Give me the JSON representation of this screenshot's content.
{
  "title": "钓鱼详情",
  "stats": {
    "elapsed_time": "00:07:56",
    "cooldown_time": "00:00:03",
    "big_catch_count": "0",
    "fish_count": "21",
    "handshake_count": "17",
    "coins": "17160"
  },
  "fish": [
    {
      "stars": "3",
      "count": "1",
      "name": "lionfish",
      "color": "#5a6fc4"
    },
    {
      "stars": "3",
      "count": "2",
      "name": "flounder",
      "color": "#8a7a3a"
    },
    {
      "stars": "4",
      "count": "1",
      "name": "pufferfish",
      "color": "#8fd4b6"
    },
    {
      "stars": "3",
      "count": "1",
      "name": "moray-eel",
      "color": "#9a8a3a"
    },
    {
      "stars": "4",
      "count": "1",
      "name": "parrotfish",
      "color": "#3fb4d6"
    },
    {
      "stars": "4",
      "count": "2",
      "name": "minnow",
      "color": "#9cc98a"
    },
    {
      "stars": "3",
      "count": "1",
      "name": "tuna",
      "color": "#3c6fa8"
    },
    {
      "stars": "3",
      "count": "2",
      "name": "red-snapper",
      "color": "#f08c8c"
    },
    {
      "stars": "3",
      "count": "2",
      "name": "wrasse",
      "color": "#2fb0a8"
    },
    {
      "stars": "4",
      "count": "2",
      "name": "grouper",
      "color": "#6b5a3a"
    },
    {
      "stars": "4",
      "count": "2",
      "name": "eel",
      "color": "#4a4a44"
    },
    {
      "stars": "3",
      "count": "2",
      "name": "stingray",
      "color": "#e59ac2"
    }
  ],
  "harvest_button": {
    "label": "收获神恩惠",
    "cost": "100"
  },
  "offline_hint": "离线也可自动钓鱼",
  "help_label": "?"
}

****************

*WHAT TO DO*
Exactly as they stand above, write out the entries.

*FINISHED TASK*
Give me the JSON representation of this screenshot's content.
{
  "title": "钓鱼详情",
  "stats": {
    "elapsed_time": "00:07:56",
    "cooldown_time": "00:00:03",
    "big_catch_count": "0",
    "fish_count": "21",
    "handshake_count": "17",
    "coins": "17160"
  },
  "fish": [
    {
      "stars": "3",
      "count": "1",
      "name": "lionfish",
      "color": "#5a6fc4"
    },
    {
      "stars": "3",
      "count": "2",
      "name": "flounder",
      "color": "#8a7a3a"
    },
    {
      "stars": "4",
      "count": "1",
      "name": "pufferfish",
      "color": "#8fd4b6"
    },
    {
      "stars": "3",
      "count": "1",
      "name": "moray-eel",
      "color": "#9a8a3a"
    },
    {
      "stars": "4",
      "count": "1",
      "name": "parrotfish",
      "color": "#3fb4d6"
    },
    {
      "stars": "4",
      "count": "2",
      "name": "minnow",
      "color": "#9cc98a"
    },
    {
      "stars": "3",
      "count": "1",
      "name": "tuna",
      "color": "#3c6fa8"
    },
    {
      "stars": "3",
      "count": "2",
      "name": "red-snapper",
      "color": "#f08c8c"
    },
    {
      "stars": "3",
      "count": "2",
      "name": "wrasse",
      "color": "#2fb0a8"
    },
    {
      "stars": "4",
      "count": "2",
      "name": "grouper",
      "color": "#6b5a3a"
    },
    {
      "stars": "4",
      "count": "2",
      "name": "eel",
      "color": "#4a4a44"
    },
    {
      "stars": "3",
      "count": "2",
      "name": "stingray",
      "color": "#e59ac2"
    }
  ],
  "harvest_button": {
    "label": "收获神恩惠",
    "cost": "100"
  },
  "offline_hint": "离线也可自动钓鱼",
  "help_label": "?"
}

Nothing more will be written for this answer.